Fair warning, this article is basically a wordy love ballad to the Chiefs’ Director of Football Administration, Brandt Tillis. For those of you who don’t know Director of Football Administration is just a fancy term for “Salary Cap Wizard”. And Brandt takes that title literally, as I’m pretty sure he came out of a goddamn fairy tale story. You see there’s a distinct beauty to the way the NFL salary cap works. Once you see how the numbers align together like a perfectly pieced together jig-saw puzzle a jaw-dropping piece of art emerges. “Not all of Mozart’s painting were perfect”, but every damn one of Brandt Tilis’ contracts are.
You all have already seen this once before, last year when the Chiefs had $177 in cap space and extended Patrick Mahomes, Chris Jones, and Travis Kelce. To see NFL “experts” baffled and rivals going from ecstatic to frustrated and sad was simply *Chefs Kiss* magnifique.

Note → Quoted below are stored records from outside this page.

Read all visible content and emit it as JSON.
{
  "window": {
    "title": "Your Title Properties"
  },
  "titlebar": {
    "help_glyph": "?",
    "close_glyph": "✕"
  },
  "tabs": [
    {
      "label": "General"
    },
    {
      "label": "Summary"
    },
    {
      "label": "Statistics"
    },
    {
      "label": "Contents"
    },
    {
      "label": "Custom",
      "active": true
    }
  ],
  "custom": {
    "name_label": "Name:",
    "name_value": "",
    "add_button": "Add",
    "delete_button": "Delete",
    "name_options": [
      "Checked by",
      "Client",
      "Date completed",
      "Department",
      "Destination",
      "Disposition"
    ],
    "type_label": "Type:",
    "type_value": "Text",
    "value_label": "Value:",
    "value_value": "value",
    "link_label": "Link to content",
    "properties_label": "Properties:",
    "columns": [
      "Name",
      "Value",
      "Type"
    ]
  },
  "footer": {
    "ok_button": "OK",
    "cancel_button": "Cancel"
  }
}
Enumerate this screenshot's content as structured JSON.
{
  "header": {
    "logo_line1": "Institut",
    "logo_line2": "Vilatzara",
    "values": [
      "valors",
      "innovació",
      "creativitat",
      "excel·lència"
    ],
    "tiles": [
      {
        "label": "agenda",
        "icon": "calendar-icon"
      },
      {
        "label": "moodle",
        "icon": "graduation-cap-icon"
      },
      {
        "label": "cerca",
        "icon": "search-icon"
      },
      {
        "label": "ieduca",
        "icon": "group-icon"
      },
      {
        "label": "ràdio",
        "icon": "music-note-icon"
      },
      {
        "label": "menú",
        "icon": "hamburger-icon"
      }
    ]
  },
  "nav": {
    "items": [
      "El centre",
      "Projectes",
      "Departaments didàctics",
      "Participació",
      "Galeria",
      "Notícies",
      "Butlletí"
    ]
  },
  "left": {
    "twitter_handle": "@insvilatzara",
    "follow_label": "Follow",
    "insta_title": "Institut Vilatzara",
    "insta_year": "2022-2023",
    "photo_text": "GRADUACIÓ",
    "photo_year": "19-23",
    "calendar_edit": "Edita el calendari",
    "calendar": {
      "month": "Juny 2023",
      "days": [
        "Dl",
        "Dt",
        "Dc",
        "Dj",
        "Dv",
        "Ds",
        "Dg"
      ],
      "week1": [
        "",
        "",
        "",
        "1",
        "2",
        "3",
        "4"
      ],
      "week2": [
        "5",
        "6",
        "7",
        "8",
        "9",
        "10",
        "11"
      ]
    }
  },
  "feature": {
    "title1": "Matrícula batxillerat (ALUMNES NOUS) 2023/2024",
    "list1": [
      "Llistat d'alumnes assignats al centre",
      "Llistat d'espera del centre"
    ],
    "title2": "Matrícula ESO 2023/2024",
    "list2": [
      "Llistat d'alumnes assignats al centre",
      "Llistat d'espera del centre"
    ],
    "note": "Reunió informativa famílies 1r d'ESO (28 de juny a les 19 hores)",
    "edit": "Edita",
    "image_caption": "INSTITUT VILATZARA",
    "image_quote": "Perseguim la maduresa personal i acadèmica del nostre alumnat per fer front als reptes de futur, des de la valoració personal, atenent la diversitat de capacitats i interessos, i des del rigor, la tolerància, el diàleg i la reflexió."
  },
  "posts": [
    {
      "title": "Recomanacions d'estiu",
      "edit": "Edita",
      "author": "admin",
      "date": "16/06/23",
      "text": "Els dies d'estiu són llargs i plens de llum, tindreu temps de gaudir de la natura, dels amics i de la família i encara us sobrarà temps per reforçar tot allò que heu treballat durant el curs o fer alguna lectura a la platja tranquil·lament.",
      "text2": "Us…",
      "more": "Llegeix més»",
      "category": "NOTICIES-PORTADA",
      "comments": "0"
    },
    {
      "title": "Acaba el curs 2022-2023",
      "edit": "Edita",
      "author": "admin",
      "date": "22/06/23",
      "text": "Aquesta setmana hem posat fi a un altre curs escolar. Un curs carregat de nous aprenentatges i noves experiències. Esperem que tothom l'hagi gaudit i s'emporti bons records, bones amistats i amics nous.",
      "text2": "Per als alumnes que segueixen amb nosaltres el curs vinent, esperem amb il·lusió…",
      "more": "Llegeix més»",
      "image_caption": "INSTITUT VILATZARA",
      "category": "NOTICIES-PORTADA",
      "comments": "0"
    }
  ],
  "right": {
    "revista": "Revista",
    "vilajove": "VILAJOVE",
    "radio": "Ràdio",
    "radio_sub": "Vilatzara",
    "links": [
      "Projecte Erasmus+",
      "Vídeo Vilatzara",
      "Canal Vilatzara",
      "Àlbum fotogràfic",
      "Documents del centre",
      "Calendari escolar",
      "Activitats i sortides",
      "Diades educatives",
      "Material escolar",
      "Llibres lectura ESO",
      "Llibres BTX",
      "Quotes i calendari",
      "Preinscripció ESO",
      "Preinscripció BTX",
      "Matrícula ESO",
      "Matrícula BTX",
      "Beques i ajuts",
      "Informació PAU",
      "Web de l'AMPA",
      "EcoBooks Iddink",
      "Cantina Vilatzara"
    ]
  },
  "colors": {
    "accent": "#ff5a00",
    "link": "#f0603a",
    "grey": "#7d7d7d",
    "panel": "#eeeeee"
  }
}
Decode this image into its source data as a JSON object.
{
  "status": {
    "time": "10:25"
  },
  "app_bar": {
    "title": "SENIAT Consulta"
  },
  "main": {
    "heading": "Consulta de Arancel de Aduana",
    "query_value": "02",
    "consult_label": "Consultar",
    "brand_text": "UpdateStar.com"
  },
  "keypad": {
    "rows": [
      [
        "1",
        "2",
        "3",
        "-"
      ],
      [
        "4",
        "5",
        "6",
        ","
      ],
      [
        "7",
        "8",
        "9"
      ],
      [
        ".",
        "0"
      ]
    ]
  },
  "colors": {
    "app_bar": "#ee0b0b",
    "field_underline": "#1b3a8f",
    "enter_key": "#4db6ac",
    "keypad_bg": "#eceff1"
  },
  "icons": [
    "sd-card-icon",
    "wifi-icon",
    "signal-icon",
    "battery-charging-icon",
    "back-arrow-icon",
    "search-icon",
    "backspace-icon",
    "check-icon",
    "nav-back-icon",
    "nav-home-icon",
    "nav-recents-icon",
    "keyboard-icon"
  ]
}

And guess what? You get to experience that all over again this year. The Chiefs are currently *checks Spotrac’s last tweet* a projected $17.3 million dollars over the cap. I’m already seeing other teams (Well, maybe not the Saints) gloating over this number. But little do they know the devastation that awaits them, the crushing blow that the Chiefs don’t have to cut any of their players, and can even sign more superstars to their team if they want. How do I know this? Well the truth is, like any great artist Brandt Tillis wants to be appreciated, and much like his fairy tale counterparts Hansel and Gretel, he tends to leave a trail of delicious breadcrumbs to follow. Come, I’ll show you the way.
Now lets get a few lessons about the salary cap out of the way first. There’s three important terms you should know when it comes to salary cap funds. The first is Cap Number, this is the amount of money that counts against the overall budget in a given year. Money that makes up a cap number is flexible and often consists of both guaranteed and unguaranteed money.
This brings us to term number two: Guaranteed Money, which consists of funds that players will receive over the course of their contract whether they are playing for the team or not. Guaranteed money may be moved year to year, but must count against the cap at some point. Unguaranteed money becomes guaranteed when the player remains on the team in the year it is allotted on the contract. Front loaded guaranteed money benefits the team as it allows them to cut a player without a cap hit after a few years, whereas backloaded guaranteed money benefits the player as it makes it harder for a team to cut a player early on. It is because of this that guaranteed and unguaranteed money are often mixed together throughout each year of the contract to give teams not only incentive to keep a player longer, but allow them to have greater flexibility later on if need be.
The third important term to understand is the signing bonus. Signing bonuses are part of the guaranteed money that are immediately given to a player when they sign the contract. While the player receives the money immediately it does not all count against the cap year one. Instead, the cap hit is evenly distributed over the course of the contract for up to five years. For example, if a player signs a four year contract with a $20 mil signing bonus the cap hit will be $5 mil each for the four years. This money is not flexible and must be paid in its assigned year.
There are a few moves a GM can do to make salary cap room. For instance a player can be cut, which removes all of his unearned, unguaranteed money from the books. However when a player is cut the rest of their guaranteed money is moved to count against the cap of the current year (Although technically in some cases a Post June 1st designation can split the owed money over the course of two years.) A good example of this is Frank Clark. Clark’s cap hit according to Over the Cap is $25.8 Mil, but if the Chiefs were to cut him that hit would move up to $38.9 mil due to unpaid guaranteed money.
Players can also be extended or restructured. Extensions add years and money on to a contract, but can also allow teams to push both guaranteed and unguaranteed money to later years. (But remember signing bonuses can’t be moved). This is benefitable to both players and teams as it can give the players more guaranteed money over all, but also divides those guaranteed hits over multiple years making it more flexible for the team. Restructures on the other hand do not add years or money. Instead, it converts the player’s salary for the current year into a signing bonus. The money is then given immediately to the player and turns into guaranteed money split up evenly throughout the rest of the player’s contract. While this tactic frees up cap space in the current year, it limits flexibility in down the road.
Players can also retire or be traded, but for all intents and purposes these actions basically work the same way as if the player was cut.
That’s all for now, friends, but be sure to come back for tomorrow’s installment!